An Open Letter to my Daughter,after reading (and seeing the movie of) C.S. Lewis’ classic The Lion, the Witch and the Wardrobe

Dearest Leah, Daughter of my Heart:

I pray for you every day to have a soft heart toward God. You saw in The Lion, the Witch, and the Wardrobe how evil can turn people to stone, when Jadis hatefully turned those she hated  to stone. Most of those who ended up stone during the story had been trying to serve Jadis, or even just try to appease her.


Leah, sin is like that. It will turn against you the way Jadis turned against Edmund, Mr. Tumnis, all those who disappointed her or who chose not to follow her any longer. Sin always turns against you, no matter how fun or unhurtful it seems at the start. That’s the trick behind sin. It always seems fun or unhurtful at the start. Mr. Tumnis was just trying to get along and not shake things up, for example. Yet he was turned to stone. Edmund just wanted to be treated special and have Turkish Delight. He nearly ended up stone.


Do you see it? You can be going along perfectly well with sin (like Jadis’ followers), until, at a moment’s notice—boom—your heart will be stone. You won’t have even seen it coming. This is why we always talk about avoiding temptation.


I think of how God hardened Pharaoh’s heart when he wouldn’t let the Jews leave Egypt. At some point, Pharaoh’s heart simply hardened, and that spelled the end of things for him.


On the other hand, I think of King David, who murdered, committed adultery, and many other sinful things. Bad sins (though isn’t all sin bad?). Yet, the Bible still calls him a man after God’s own heart.


Remember when Nathan the prophet tells David a story about a selfish, evil man, then David realized it was him the story was about? David tore his clothes in repentance. In other words, David sinned, but his heart was soft toward God…he repented. He came back to God.

[Just a note: David still faced a dreadful consequence to his sin!]


In The Lion, the Witch and the Wardrobe, remember how those who turned to stone came back to life? It took Aslan to do it, didn’t it? Leah, if your heart is soft toward God, He will always bring you away from sin, like Aslan did for Edmund in the novel, and like He did for David in the Bible. He will always guide you where He wants you to go, like Aslan did for the Pevensies in the book, and for our family in the move to Alaska. No matter what bad things happen in your life—and they will happen—if your heart is soft toward God, He will be ever close to you.


Jeremiah 18

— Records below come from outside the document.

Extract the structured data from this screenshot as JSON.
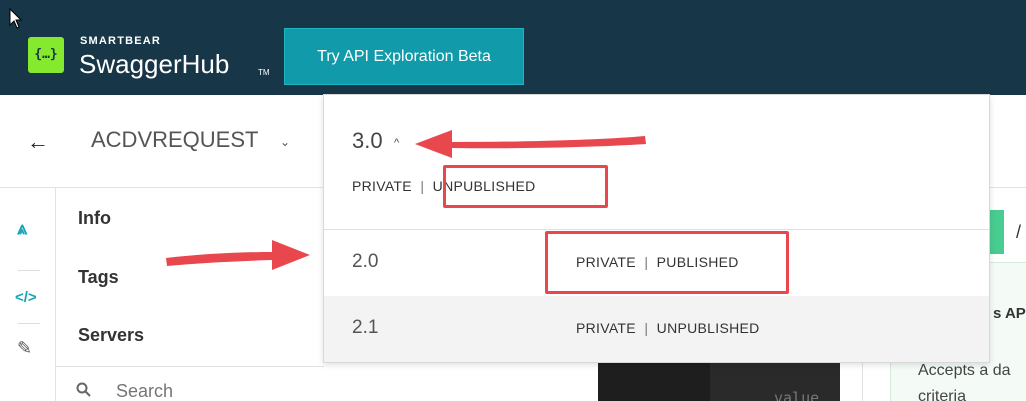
{
  "header": {
    "logo_glyph": "{…}",
    "brand_top": "SMARTBEAR",
    "brand_main": "SwaggerHub",
    "brand_tm": "TM",
    "try_button": "Try API Exploration Beta"
  },
  "subheader": {
    "back_glyph": "←",
    "api_name": "ACDVREQUEST",
    "api_chevron": "⌄"
  },
  "rail": {
    "icons": [
      "design-icon",
      "code-icon",
      "edit-icon"
    ],
    "glyphs": [
      "⩓",
      "</>",
      "✎"
    ]
  },
  "nav": {
    "items": [
      "Info",
      "Tags",
      "Servers"
    ],
    "search_placeholder": "Search"
  },
  "dropdown": {
    "current_version": "3.0",
    "current_caret": "^",
    "current_visibility": "PRIVATE",
    "separator": "|",
    "current_state": "UNPUBLISHED",
    "versions": [
      {
        "version": "2.0",
        "visibility": "PRIVATE",
        "separator": "|",
        "state": "PUBLISHED"
      },
      {
        "version": "2.1",
        "visibility": "PRIVATE",
        "separator": "|",
        "state": "UNPUBLISHED"
      }
    ]
  },
  "editor": {
    "value_text": "value"
  },
  "right_panel": {
    "button_partial": "/",
    "title_partial": "s AP",
    "text_line1": "Accepts a da",
    "text_line2": "criteria"
  },
  "colors": {
    "topbar": "#173647",
    "accent_button": "#119aa9",
    "logo_green": "#85ea2d",
    "highlight_red": "#e8474d",
    "method_green": "#49cc90"
  }
}
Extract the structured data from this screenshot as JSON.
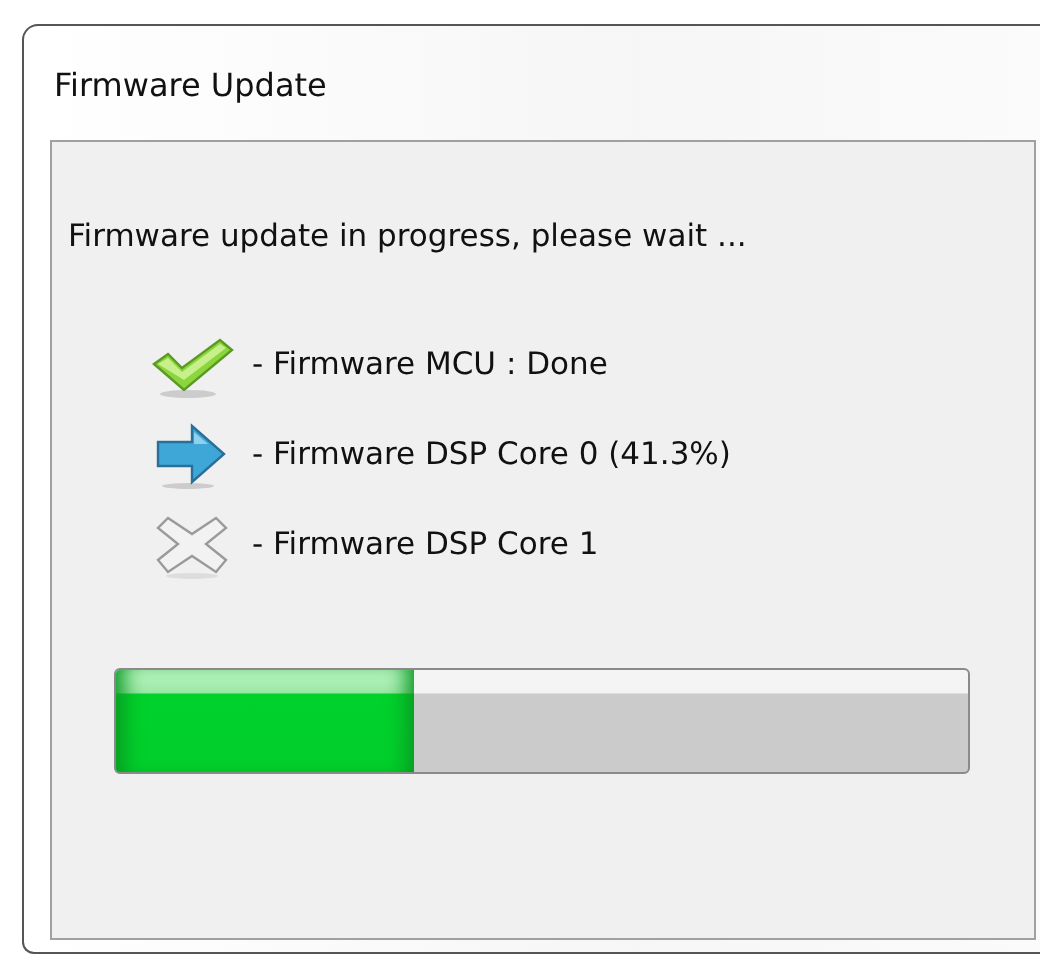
{
  "window": {
    "title": "Firmware Update"
  },
  "message": "Firmware update in progress, please wait ...",
  "steps": [
    {
      "kind": "done",
      "label": "- Firmware MCU : Done"
    },
    {
      "kind": "active",
      "label": "- Firmware DSP Core 0 (41.3%)"
    },
    {
      "kind": "pending",
      "label": "- Firmware DSP Core 1"
    }
  ],
  "progress": {
    "level": 0.35
  }
}
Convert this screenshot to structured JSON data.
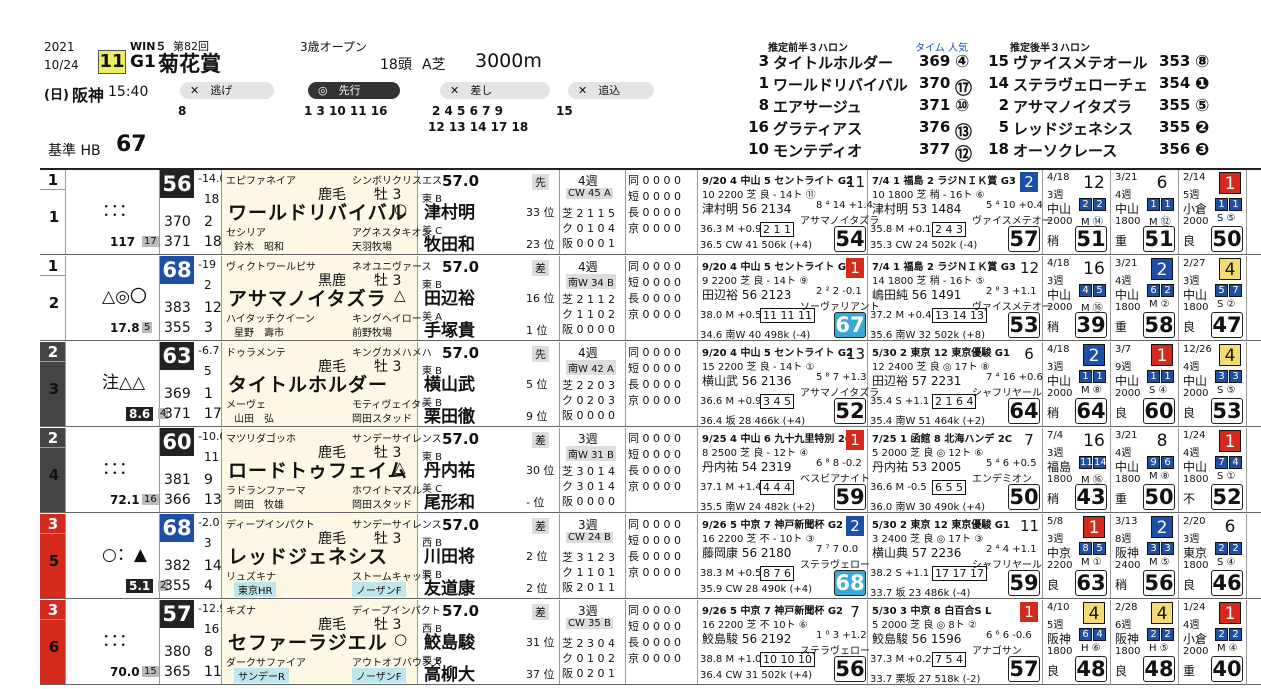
{
  "header": {
    "year": "2021",
    "date": "10/24",
    "win5": "WIN５",
    "race_count": "第82回",
    "race_num": "11",
    "grade": "G1",
    "race_name": "菊花賞",
    "day": "(日)",
    "venue": "阪神",
    "time": "15:40",
    "class": "3歳オープン",
    "heads": "18頭",
    "track": "A芝",
    "distance": "3000m",
    "base_label": "基準 HB",
    "base_value": "67"
  },
  "pace": {
    "nige_label": "逃げ",
    "nige_horses": "8",
    "senko_label": "先行",
    "senko_horses": "1 3 10 11 16",
    "sashi_label": "差し",
    "sashi_horses_1": "2 4 5 6 7 9",
    "sashi_horses_2": "12 13 14 17 18",
    "oikomi_label": "追込",
    "oikomi_horses": "15"
  },
  "rankings": {
    "first_half_title": "推定前半３ハロン",
    "time_label": "タイム 人気",
    "second_half_title": "推定後半３ハロン",
    "first_half": [
      {
        "num": "3",
        "name": "タイトルホルダー",
        "time": "369",
        "pop": "4"
      },
      {
        "num": "1",
        "name": "ワールドリバイバル",
        "time": "370",
        "pop": "17"
      },
      {
        "num": "8",
        "name": "エアサージュ",
        "time": "371",
        "pop": "10"
      },
      {
        "num": "16",
        "name": "グラティアス",
        "time": "376",
        "pop": "13"
      },
      {
        "num": "10",
        "name": "モンテディオ",
        "time": "377",
        "pop": "12"
      }
    ],
    "second_half": [
      {
        "num": "15",
        "name": "ヴァイスメテオール",
        "time": "353",
        "pop": "8"
      },
      {
        "num": "14",
        "name": "ステラヴェローチェ",
        "time": "354",
        "pop": "1"
      },
      {
        "num": "2",
        "name": "アサマノイタズラ",
        "time": "355",
        "pop": "5"
      },
      {
        "num": "5",
        "name": "レッドジェネシス",
        "time": "355",
        "pop": "2"
      },
      {
        "num": "18",
        "name": "オーソクレース",
        "time": "356",
        "pop": "3"
      }
    ]
  },
  "horses": [
    {
      "waku": "1",
      "umaban": "1",
      "marks": "：：：",
      "odds": "117",
      "pop": "17",
      "score": "56",
      "s1": "-14.0",
      "s2": "18",
      "s3": "370",
      "s3r": "2",
      "s4": "371",
      "s4r": "18",
      "sire": "エピファネイア",
      "dam_sire_top": "シンボリクリスエス",
      "coat": "鹿毛",
      "sex": "牡 3",
      "name": "ワールドリバイバル",
      "mark_end": "○",
      "dam": "セシリア",
      "dam_sire": "アグネスタキオン",
      "owner": "鈴木　昭和",
      "breeder": "天羽牧場",
      "weight": "57.0",
      "style": "先",
      "east_west": "東 B",
      "jockey": "津村明",
      "jrank": "33 位",
      "trainer_tag": "美 C",
      "trainer": "牧田和",
      "trank": "23 位",
      "rotation": "4週",
      "training": "CW 45 A",
      "stats": [
        "同 0 0 0 0",
        "短 0 0 0 0",
        "長 0 0 0 0",
        "芝 2 1 1 5",
        "京 0 0 0 0",
        "ク 0 1 0 4",
        "阪 0 0 0 1"
      ],
      "p1_head": "9/20  4 中山  5 セントライト  G2",
      "p1_pos": "11",
      "p1_l2": "10  2200  芝 良  -  14ト  ⑪",
      "p1_jockey": "津村明  56  2134",
      "p1_note": "8 ⁴ 14  +1.4",
      "p1_winner": "アサマノイタズラ",
      "p1_lap": "36.3  M +0.9",
      "p1_pass": "2 1 1",
      "p1_last": "36.5  CW 41  506k (+4)",
      "p1_score": "54",
      "p2_head": "7/4  1 福島  2 ラジＮＩＫ賞  G3",
      "p2_pos": "2",
      "p2_l2": "10  1800  芝 稍  -  16ト  ⑥",
      "p2_jockey": "津村明  53  1484",
      "p2_note": "5 ⁴ 10  +0.4",
      "p2_winner": "ヴァイスメテオー",
      "p2_lap": "35.8  M +0.1",
      "p2_pass": "2 4 3",
      "p2_last": "35.3  CW 24  502k (-4)",
      "p2_score": "57",
      "h3": {
        "date": "4/18",
        "n": "12",
        "w": "3週",
        "v": "中山",
        "d": "2000",
        "g": "稍",
        "sc": "51",
        "b1": "2",
        "b2": "2",
        "m": "M ⑭"
      },
      "h4": {
        "date": "3/21",
        "n": "6",
        "w": "4週",
        "v": "中山",
        "d": "1800",
        "g": "重",
        "sc": "51",
        "b1": "1",
        "b2": "1",
        "m": "M ⑫"
      },
      "h5": {
        "date": "2/14",
        "n": "1",
        "w": "5週",
        "v": "小倉",
        "d": "2000",
        "g": "良",
        "sc": "50",
        "b1": "1",
        "b2": "1",
        "m": "S ⑤"
      }
    },
    {
      "waku": "1",
      "umaban": "2",
      "marks": "△◎〇",
      "odds": "17.8",
      "pop": "5",
      "score": "68",
      "s1": "-19",
      "s2": "2",
      "s3": "383",
      "s3r": "12",
      "s4": "355",
      "s4r": "3",
      "sire": "ヴィクトワールピサ",
      "dam_sire_top": "ネオユニヴァース",
      "coat": "黒鹿",
      "sex": "牡 3",
      "name": "アサマノイタズラ",
      "mark_end": "△",
      "dam": "ハイタッチクイーン",
      "dam_sire": "キングヘイロー",
      "owner": "星野　壽市",
      "breeder": "前野牧場",
      "weight": "57.0",
      "style": "差",
      "east_west": "東 B",
      "jockey": "田辺裕",
      "jrank": "16 位",
      "trainer_tag": "美 A",
      "trainer": "手塚貴",
      "trank": "1 位",
      "rotation": "4週",
      "training": "南W 34 B",
      "stats": [
        "同 0 0 0 0",
        "短 0 0 0 0",
        "長 0 0 0 0",
        "芝 2 1 1 2",
        "京 0 0 0 0",
        "ク 1 1 0 2",
        "阪 0 0 0 0"
      ],
      "p1_head": "9/20  4 中山  5 セントライト  G2",
      "p1_pos": "1",
      "p1_l2": "9  2200  芝 良  -  14ト  ⑨",
      "p1_jockey": "田辺裕  56  2123",
      "p1_note": "2 ² 2  -0.1",
      "p1_winner": "ソーヴァリアント",
      "p1_lap": "38.0  M +0.5",
      "p1_pass": "11 11 11",
      "p1_last": "34.6  南W 40  498k (-4)",
      "p1_score": "67",
      "p2_head": "7/4  1 福島  2 ラジＮＩＫ賞  G3",
      "p2_pos": "12",
      "p2_l2": "14  1800  芝 稍  -  16ト  ⑤",
      "p2_jockey": "嶋田純  56  1491",
      "p2_note": "2 ⁸ 3  +1.1",
      "p2_winner": "ヴァイスメテオー",
      "p2_lap": "37.2  M +0.4",
      "p2_pass": "13 14 13",
      "p2_last": "35.6  南W 32  502k (+8)",
      "p2_score": "53",
      "h3": {
        "date": "4/18",
        "n": "16",
        "w": "3週",
        "v": "中山",
        "d": "2000",
        "g": "稍",
        "sc": "39",
        "b1": "4",
        "b2": "5",
        "m": "M ⑯"
      },
      "h4": {
        "date": "3/21",
        "n": "2",
        "w": "4週",
        "v": "中山",
        "d": "1800",
        "g": "重",
        "sc": "58",
        "b1": "6",
        "b2": "2",
        "m": "M ②"
      },
      "h5": {
        "date": "2/27",
        "n": "4",
        "w": "3週",
        "v": "中山",
        "d": "1800",
        "g": "良",
        "sc": "47",
        "b1": "5",
        "b2": "7",
        "m": "S ②"
      }
    },
    {
      "waku": "2",
      "umaban": "3",
      "marks": "注△△",
      "odds": "8.6",
      "pop": "4",
      "score": "63",
      "s1": "-6.7",
      "s2": "5",
      "s3": "369",
      "s3r": "1",
      "s4": "371",
      "s4r": "17",
      "sire": "ドゥラメンテ",
      "dam_sire_top": "キングカメハメハ",
      "coat": "鹿毛",
      "sex": "牡 3",
      "name": "タイトルホルダー",
      "mark_end": "",
      "dam": "メーヴェ",
      "dam_sire": "モティヴェイター",
      "owner": "山田　弘",
      "breeder": "岡田スタッド",
      "weight": "57.0",
      "style": "先",
      "east_west": "東 B",
      "jockey": "横山武",
      "jrank": "5 位",
      "trainer_tag": "美 B",
      "trainer": "栗田徹",
      "trank": "9 位",
      "rotation": "4週",
      "training": "南W 42 A",
      "stats": [
        "同 0 0 0 0",
        "短 0 0 0 0",
        "長 0 0 0 0",
        "芝 2 2 0 3",
        "京 0 0 0 0",
        "ク 0 2 0 3",
        "阪 0 0 0 0"
      ],
      "p1_head": "9/20  4 中山  5 セントライト  G2",
      "p1_pos": "13",
      "p1_l2": "15  2200  芝 良  -  14ト  ①",
      "p1_jockey": "横山武  56  2136",
      "p1_note": "5 ⁸ 7  +1.3",
      "p1_winner": "アサマノイタズラ",
      "p1_lap": "36.6  M +0.9",
      "p1_pass": "3 4 5",
      "p1_last": "36.4  坂 28  466k (+4)",
      "p1_score": "52",
      "p2_head": "5/30  2 東京  12 東京優駿  G1",
      "p2_pos": "6",
      "p2_l2": "12  2400  芝 良  ◎  17ト  ⑧",
      "p2_jockey": "田辺裕  57  2231",
      "p2_note": "7 ⁴ 16  +0.6",
      "p2_winner": "シャフリヤール",
      "p2_lap": "35.4  S +1.1",
      "p2_pass": "2 1 6 4",
      "p2_last": "35.4  南W 51  464k (+2)",
      "p2_score": "64",
      "h3": {
        "date": "4/18",
        "n": "2",
        "w": "3週",
        "v": "中山",
        "d": "2000",
        "g": "稍",
        "sc": "64",
        "b1": "1",
        "b2": "1",
        "m": "M ⑧"
      },
      "h4": {
        "date": "3/7",
        "n": "1",
        "w": "9週",
        "v": "中山",
        "d": "2000",
        "g": "良",
        "sc": "60",
        "b1": "1",
        "b2": "1",
        "m": "S ④"
      },
      "h5": {
        "date": "12/26",
        "n": "4",
        "w": "4週",
        "v": "中山",
        "d": "2000",
        "g": "良",
        "sc": "53",
        "b1": "3",
        "b2": "3",
        "m": "S ⑤"
      }
    },
    {
      "waku": "2",
      "umaban": "4",
      "marks": "：：：",
      "odds": "72.1",
      "pop": "16",
      "score": "60",
      "s1": "-10.0",
      "s2": "11",
      "s3": "381",
      "s3r": "9",
      "s4": "366",
      "s4r": "13",
      "sire": "マツリダゴッホ",
      "dam_sire_top": "サンデーサイレンス",
      "coat": "鹿毛",
      "sex": "牡 3",
      "name": "ロードトゥフェイム",
      "mark_end": "△",
      "dam": "ラドランファーマ",
      "dam_sire": "ホワイトマズル",
      "owner": "岡田　牧雄",
      "breeder": "岡田スタッド",
      "weight": "57.0",
      "style": "差",
      "east_west": "東 B",
      "jockey": "丹内祐",
      "jrank": "30 位",
      "trainer_tag": "美 C",
      "trainer": "尾形和",
      "trank": "- 位",
      "rotation": "3週",
      "training": "南W 31 B",
      "stats": [
        "同 0 0 0 0",
        "短 0 0 0 0",
        "長 0 0 0 0",
        "芝 3 0 1 4",
        "京 0 0 0 0",
        "ク 3 0 1 4",
        "阪 0 0 0 0"
      ],
      "p1_head": "9/25  4 中山  6 九十九里特別  2C",
      "p1_pos": "1",
      "p1_l2": "8  2500  芝 良  -  12ト  ④",
      "p1_jockey": "丹内祐  54  2319",
      "p1_note": "6 ⁸ 8  -0.2",
      "p1_winner": "ベスビアナイト",
      "p1_lap": "37.1  M +1.4",
      "p1_pass": "4 4 4",
      "p1_last": "35.5  南W 24  482k (+2)",
      "p1_score": "59",
      "p2_head": "7/25  1 函館  8 北海ハンデ  2C",
      "p2_pos": "7",
      "p2_l2": "5  2000  芝 良  ◎  12ト  ⑥",
      "p2_jockey": "丹内祐  53  2005",
      "p2_note": "5 ⁴ 6  +0.5",
      "p2_winner": "エンデミオン",
      "p2_lap": "36.6  M -0.5",
      "p2_pass": "6 5 5",
      "p2_last": "36.0  南W 30  490k (+4)",
      "p2_score": "50",
      "h3": {
        "date": "7/4",
        "n": "16",
        "w": "3週",
        "v": "福島",
        "d": "1800",
        "g": "稍",
        "sc": "43",
        "b1": "11",
        "b2": "14",
        "m": "M ⑯"
      },
      "h4": {
        "date": "3/21",
        "n": "8",
        "w": "4週",
        "v": "中山",
        "d": "1800",
        "g": "重",
        "sc": "50",
        "b1": "9",
        "b2": "6",
        "m": "M ⑧"
      },
      "h5": {
        "date": "1/24",
        "n": "1",
        "w": "4週",
        "v": "中山",
        "d": "1800",
        "g": "不",
        "sc": "52",
        "b1": "7",
        "b2": "4",
        "m": "S ①"
      }
    },
    {
      "waku": "3",
      "umaban": "5",
      "marks": "○：▲",
      "odds": "5.1",
      "pop": "2",
      "score": "68",
      "s1": "-2.0",
      "s2": "3",
      "s3": "382",
      "s3r": "14",
      "s4": "355",
      "s4r": "4",
      "sire": "ディープインパクト",
      "dam_sire_top": "サンデーサイレンス",
      "coat": "鹿毛",
      "sex": "牡 3",
      "name": "レッドジェネシス",
      "mark_end": "",
      "dam": "リュズキナ",
      "dam_sire": "ストームキャット",
      "owner": "東京HR",
      "breeder": "ノーザンF",
      "weight": "57.0",
      "style": "差",
      "east_west": "西 B",
      "jockey": "川田将",
      "jrank": "2 位",
      "trainer_tag": "栗 B",
      "trainer": "友道康",
      "trank": "2 位",
      "rotation": "3週",
      "training": "CW 24 B",
      "stats": [
        "同 0 0 0 0",
        "短 0 0 0 0",
        "長 0 0 0 0",
        "芝 3 1 2 3",
        "京 0 0 0 0",
        "ク 1 1 0 1",
        "阪 2 0 1 1"
      ],
      "p1_head": "9/26  5 中京  7 神戸新聞杯  G2",
      "p1_pos": "2",
      "p1_l2": "16  2200  芝 不  -  10ト  ③",
      "p1_jockey": "藤岡康  56  2180",
      "p1_note": "7 ⁷ 7  0.0",
      "p1_winner": "ステラヴェロー",
      "p1_lap": "38.3  M +0.5",
      "p1_pass": "8 7 6",
      "p1_last": "35.9  CW 28  490k (+4)",
      "p1_score": "68",
      "p2_head": "5/30  2 東京  12 東京優駿  G1",
      "p2_pos": "11",
      "p2_l2": "3  2400  芝 良  ◎  17ト  ③",
      "p2_jockey": "横山典  57  2236",
      "p2_note": "2 ⁴ 4  +1.1",
      "p2_winner": "シャフリヤール",
      "p2_lap": "38.2  S +1.1",
      "p2_pass": "17 17 17",
      "p2_last": "33.7  坂 23  486k (-4)",
      "p2_score": "59",
      "h3": {
        "date": "5/8",
        "n": "1",
        "w": "3週",
        "v": "中京",
        "d": "2200",
        "g": "良",
        "sc": "63",
        "b1": "8",
        "b2": "5",
        "m": "M ①"
      },
      "h4": {
        "date": "3/13",
        "n": "2",
        "w": "8週",
        "v": "阪神",
        "d": "2400",
        "g": "稍",
        "sc": "56",
        "b1": "3",
        "b2": "3",
        "m": "M ⑤"
      },
      "h5": {
        "date": "2/20",
        "n": "6",
        "w": "3週",
        "v": "東京",
        "d": "1800",
        "g": "良",
        "sc": "46",
        "b1": "2",
        "b2": "2",
        "m": "S ④"
      }
    },
    {
      "waku": "3",
      "umaban": "6",
      "marks": "：：：",
      "odds": "70.0",
      "pop": "15",
      "score": "57",
      "s1": "-12.9",
      "s2": "16",
      "s3": "380",
      "s3r": "8",
      "s4": "365",
      "s4r": "11",
      "sire": "キズナ",
      "dam_sire_top": "ディープインパクト",
      "coat": "鹿毛",
      "sex": "牡 3",
      "name": "セファーラジエル",
      "mark_end": "○",
      "dam": "ダークサファイア",
      "dam_sire": "アウトオブバウンズ",
      "owner": "サンデーR",
      "breeder": "ノーザンF",
      "weight": "57.0",
      "style": "差",
      "east_west": "西 B",
      "jockey": "鮫島駿",
      "jrank": "31 位",
      "trainer_tag": "栗 B",
      "trainer": "高柳大",
      "trank": "37 位",
      "rotation": "3週",
      "training": "CW 35 B",
      "stats": [
        "同 0 0 0 0",
        "短 0 0 0 0",
        "長 0 0 0 0",
        "芝 2 3 0 4",
        "京 0 0 0 0",
        "ク 0 1 0 2",
        "阪 0 2 0 1"
      ],
      "p1_head": "9/26  5 中京  7 神戸新聞杯  G2",
      "p1_pos": "7",
      "p1_l2": "16  2200  芝 不  10ト  ⑥",
      "p1_jockey": "鮫島駿  56  2192",
      "p1_note": "1 ⁰ 3  +1.2",
      "p1_winner": "ステラヴェロー",
      "p1_lap": "38.8  M +1.0",
      "p1_pass": "10 10 10",
      "p1_last": "36.4  CW 31  502k (+4)",
      "p1_score": "56",
      "p2_head": "5/30  3 中京  8 白百合S  L",
      "p2_pos": "1",
      "p2_l2": "5  2000  芝 良  ◎  8ト  ②",
      "p2_jockey": "鮫島駿  56  1596",
      "p2_note": "6 ⁶ 6  -0.6",
      "p2_winner": "アナゴサン",
      "p2_lap": "37.3  M +0.2",
      "p2_pass": "7 5 4",
      "p2_last": "33.7  栗坂 27  518k (-2)",
      "p2_score": "57",
      "h3": {
        "date": "4/10",
        "n": "4",
        "w": "5週",
        "v": "阪神",
        "d": "1800",
        "g": "良",
        "sc": "48",
        "b1": "6",
        "b2": "4",
        "m": "H ⑥"
      },
      "h4": {
        "date": "2/28",
        "n": "4",
        "w": "6週",
        "v": "阪神",
        "d": "1800",
        "g": "良",
        "sc": "48",
        "b1": "2",
        "b2": "2",
        "m": "H ⑤"
      },
      "h5": {
        "date": "1/24",
        "n": "1",
        "w": "4週",
        "v": "小倉",
        "d": "2000",
        "g": "重",
        "sc": "40",
        "b1": "2",
        "b2": "2",
        "m": "M ④"
      }
    }
  ]
}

“This is the word that came to Jeremiah from the LORD: ”Go down to the potter’s house and there I will give you my message.”


So I went down to the potter’s house and I saw him working at the wheel. But the pot he was shaping from the clay was marred in his hands; so the potter formed it into another pot, shaping it as seemed best to him.


Then the word of the Lord came to me:  “Oh, Leah, can I not do with you as this potter does?” declares the Lord. “Like clay in the hand of the potter, so are you in my hand, Leah.”

Okay, so the Bible doesn’t say “Leah,” but the point remains: instead of stone, let your heart be as clay in your Potter’s hands.

This is what I pray for you!


I love you, Honey!